“This is more than just La Salle baseball, this is Philadelphia baseball,” said Messina. “There’s so much history, tradition, and community here. This affects all of us. If La Salle wasn’t here, who knows what my path would have been like? This affects a lot of younger kids extremely. We can only pray now for the best.”
Even the local residents are hoping that La Salle’s brain trust reverses its decision.
“The students are really nice and generous,” said Tameka Wilson, who lives two blocks from the school. “They’re very polite to the neighbors . . . no problems at all. Respectful. It keeps kids off the streets, and I think it would be sad to take that away from them.”
Most students expressed bewilderment because of the letter sent by administration on Sept. 29 that lauds La Salle for taking “considerable pride in our athletic programs” and recognizes “the passion and energy that stem from cheering on the Blue and Gold” and that “our student-athletes are well-rounded representatives of our community . . . embodiments of our nearly 160-year-old mission to transform lives through a commitment to social justice and high-impact education,” yet further states that “this action will provide a better overall experience for La Salle's remaining student-athletes and create a more sustainable environment for the University's athletics department.”

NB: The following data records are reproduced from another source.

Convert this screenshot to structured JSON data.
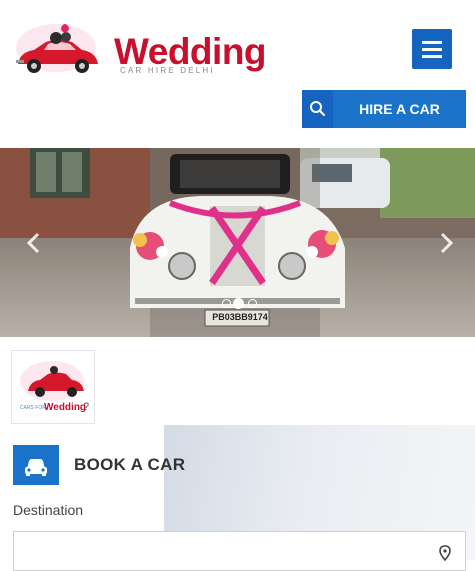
{
  "header": {
    "logo_word": "Wedding",
    "logo_sub": "CAR HIRE DELHI",
    "hire_label": "HIRE A CAR"
  },
  "carousel": {
    "plate_text": "PB03BB9174",
    "slide_count": 3,
    "active_slide": 2
  },
  "thumb": {
    "small_text": "CARS FOR",
    "main_text": "Wedding",
    "mark": "?"
  },
  "booking": {
    "title": "BOOK A CAR",
    "destination_label": "Destination",
    "destination_value": "",
    "destination_placeholder": ""
  },
  "colors": {
    "brand_red": "#c8102e",
    "primary_blue": "#1a73c9",
    "dark_blue": "#1565c0"
  },
  "icons": [
    "menu-icon",
    "search-icon",
    "chevron-left-icon",
    "chevron-right-icon",
    "car-icon",
    "location-pin-icon"
  ]
}
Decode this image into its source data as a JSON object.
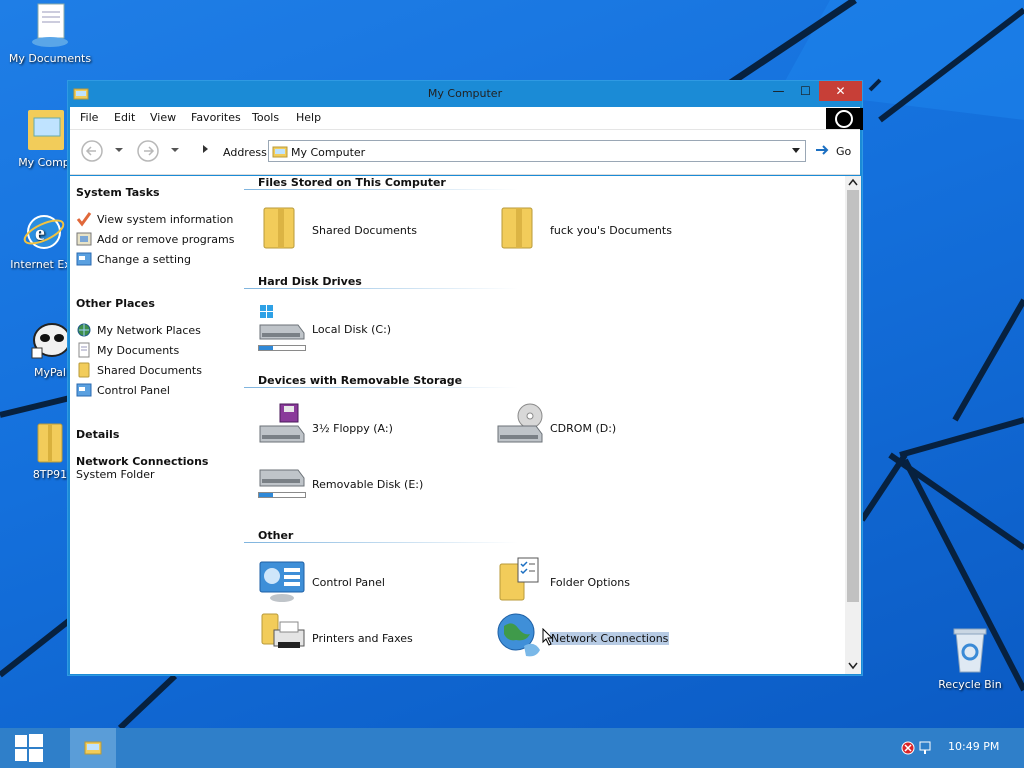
{
  "desktop": {
    "icons": [
      {
        "label": "My Documents"
      },
      {
        "label": "My Comp"
      },
      {
        "label": "Internet Exp"
      },
      {
        "label": "MyPal"
      },
      {
        "label": "8TP91"
      },
      {
        "label": "Recycle Bin"
      }
    ]
  },
  "window": {
    "title": "My Computer",
    "menu": [
      "File",
      "Edit",
      "View",
      "Favorites",
      "Tools",
      "Help"
    ],
    "address_label": "Address",
    "address_value": "My Computer",
    "go_label": "Go"
  },
  "taskpane": {
    "system_tasks": {
      "heading": "System Tasks",
      "items": [
        "View system information",
        "Add or remove programs",
        "Change a setting"
      ]
    },
    "other_places": {
      "heading": "Other Places",
      "items": [
        "My Network Places",
        "My Documents",
        "Shared Documents",
        "Control Panel"
      ]
    },
    "details": {
      "heading": "Details",
      "name": "Network Connections",
      "type": "System Folder"
    }
  },
  "content": {
    "groups": [
      {
        "heading": "Files Stored on This Computer",
        "items": [
          "Shared Documents",
          "fuck you's Documents"
        ]
      },
      {
        "heading": "Hard Disk Drives",
        "items": [
          "Local Disk (C:)"
        ]
      },
      {
        "heading": "Devices with Removable Storage",
        "items": [
          "3½ Floppy (A:)",
          "CDROM (D:)",
          "Removable Disk (E:)"
        ]
      },
      {
        "heading": "Other",
        "items": [
          "Control Panel",
          "Folder Options",
          "Printers and Faxes",
          "Network Connections"
        ]
      }
    ],
    "selected_item": "Network Connections",
    "drive_usage": {
      "local_disk_c": 0.3,
      "removable_disk_e": 0.3
    }
  },
  "taskbar": {
    "clock": "10:49 PM"
  },
  "colors": {
    "accent": "#1b8bd6",
    "close": "#c73f37",
    "taskbar": "#2f7fc9",
    "selection": "#b7cbe4"
  }
}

“How can this be better in any way?” said a La Salle underclassman athlete who preferred anonymity. “Think about it. It’s heartless to say that this is ‘good’ for the community. What does that teach us? That when the going gets tough, you just throw someone out on the street? How is that part of the mission?
“I don’t think the school really thought it through and hopefully will recognize that there are avenues available other than just dropping baseball as well as the other sports. That’s not the ‘La Salle way,’ or at least I didn’t think it was.”
Numerous baseball players matriculate as majors in La Salle’s prestigious School of Business and are desirous of employing some of the financial strategies they learned under the tutelage of professors and administrators.
How, they wonder, can they discover a plan that would transform hopeless gloom into realistic sustainability?
“My biggest point was that the kids from the baseball team that would be torn away from this university are going to be the kids that go out and make money because they’re getting the education from one of the best wings of the school,” said aforementioned Tommy Toal, who is a senior academically but has junior athletic eligibility. “So it’s really important. We all want to stick around. We all want to get that La Salle business degree, and we all want to go make money and contribute back to the school that we love.”
Alumni also felt the sting of losing a measure of their identity.
“It was definitely shocking,” said 2016 La Salle graduate and former baseball player James Santore, who helped organize the awareness effort. “The thing I compare it to is like a death in the family. It felt like a piece of me was taken away.”
Despite the disappointment, Santore believes his alma mater can still make amends.
“To the school, we want them to know that we are not mad at them,” said Santore. “We’re not anything besides wanting to work with them. Everything that has helped out with this is something I learned in the business school.
“In high school, I was very introverted. I wasn’t that person who could go and talk to people. I went to La Salle and was able to break out of my shell and be able to do this type of stuff to really make a difference. To see not only myself but also my friends and teammates be able to step up using all the stuff we learned – using our relationships and our passion to be able to make a difference now – is the best thing in the world. We’re just trying to make this happen and reach our goal to save this program.”
(Contact John Knebels at Jknebels@gmail.com or on Twitter @johnknebels.)